In conjunction with the American Association of Publishers, the various agencies for the blind have produced legislation which will result in the provision of total electronic access to any elementary or secondary textbook produced in the U. S. This Federal mandate declares that every state must develop a plan so that students requiring textbooks and a specialized format must have the right to receive them at the same time that non-disabled students receive their print copies. Unfortunately, this does not cover textbooks produced for post-secondary educational purposes.
TRAUMATIC BRAIN INJURY
Traumatic Brain Injury (TBI) is an injury to the brain caused by external force to the skull. Although there are often physical manifestations of the injury, many times the effects are subtle cognitive, emotional, and/or social changes. Most moderate to severe traumatic brain injuries lead to long-standing problems with deficits in communication, language functioning, visual- motor skills, and/or attention and memory.
The student with a brain injury who has no obvious physical problems will often appear to be able to resume a normal course of study. However, cognitive and/or behavioral changes may necessitate some accommodations to the student’s educational programming.
A student’s accommodations are determined by how the disability impacts him/her in a academic setting. Some examples include notetaking assistance, tape recording of lectures, and/or use of a calculator/spellchecker. Test adaptations might include extended time, use of computer, and/or a distraction- reduced setting.
Professors will be notified of the accommodations a student will utilize in a letter from the OSD. These services are necessary for ensuring complete access and participation in the education process.
Academic standards are not to belowered, nor should there be an alteration in the essential nature of the degree requirements.
SUGGESTIONS FOR FACULTY
Perhaps more than with any other disability, each individual with TBI presents a different picture, so the strategies the faculty will use will vary upon circumstances.
Here are some strategies that faculty members may want to consider that will benefit not only students with a TBI, but all students:

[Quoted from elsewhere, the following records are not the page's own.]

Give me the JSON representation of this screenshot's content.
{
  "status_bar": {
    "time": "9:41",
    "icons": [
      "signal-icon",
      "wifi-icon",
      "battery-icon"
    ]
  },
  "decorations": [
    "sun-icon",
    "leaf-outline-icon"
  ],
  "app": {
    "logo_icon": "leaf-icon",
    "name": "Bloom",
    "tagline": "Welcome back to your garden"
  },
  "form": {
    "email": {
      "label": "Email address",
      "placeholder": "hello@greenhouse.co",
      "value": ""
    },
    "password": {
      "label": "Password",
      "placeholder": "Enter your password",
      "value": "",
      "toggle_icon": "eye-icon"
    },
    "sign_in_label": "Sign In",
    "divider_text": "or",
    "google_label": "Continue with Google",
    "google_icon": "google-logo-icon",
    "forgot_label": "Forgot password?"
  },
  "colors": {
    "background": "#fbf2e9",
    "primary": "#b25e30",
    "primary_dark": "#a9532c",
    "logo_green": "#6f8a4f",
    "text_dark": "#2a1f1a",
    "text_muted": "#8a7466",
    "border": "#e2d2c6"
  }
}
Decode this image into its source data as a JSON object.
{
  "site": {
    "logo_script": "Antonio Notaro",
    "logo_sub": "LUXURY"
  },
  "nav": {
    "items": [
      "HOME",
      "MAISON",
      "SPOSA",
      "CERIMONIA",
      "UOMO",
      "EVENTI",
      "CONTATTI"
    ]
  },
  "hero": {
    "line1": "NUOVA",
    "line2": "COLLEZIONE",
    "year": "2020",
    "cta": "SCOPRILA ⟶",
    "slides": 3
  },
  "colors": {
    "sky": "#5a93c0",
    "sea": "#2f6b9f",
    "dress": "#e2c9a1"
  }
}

* Provide a detailed course syllabus as soon as possible after the course begins.
* Repeat or rephrase important points.
* Use concrete examples, visual aids, and/or hands-on materials as often as possible to illustrate key concepts.
* When asking questions in class, allow extra “wait time” before expecting a response from the student.
* Break projects and lab assignments into smaller components.
* Eliminate time constraints as much as possible. The student may need additional time for thought processing and word retrieval during exams and discussions.
* Encourage the use of organizational aids, such as daily planners, calendars, and lists.
* It is recommended that student should sit in a distraction reduced area in the classroom.
* If certain behaviors are problematic, such as calling out answers, it may be helpful to consult with OSD regarding ways to alleviate these concerns.
We want to encourage comments and contributions from our readers. Please address any comments to email@example.com. Feel free to share this newsletter with friends and colleagues. Current and past issues are available at http://www.fau.edu/osd.
This newsletter is available in alternate format upon request from the Office for Students with Disabilities. Boca: SU 133; phone 561.297.3880, TTY 561.297.0358. Davie: MD I, Room 104; phone 954.236.1222, TTY 954.236.1146. Jupiter: SR 117; phone 561.799.8585, TTY 561.799.8565. Treasure Coast: JU 312; phone 772.873.3441.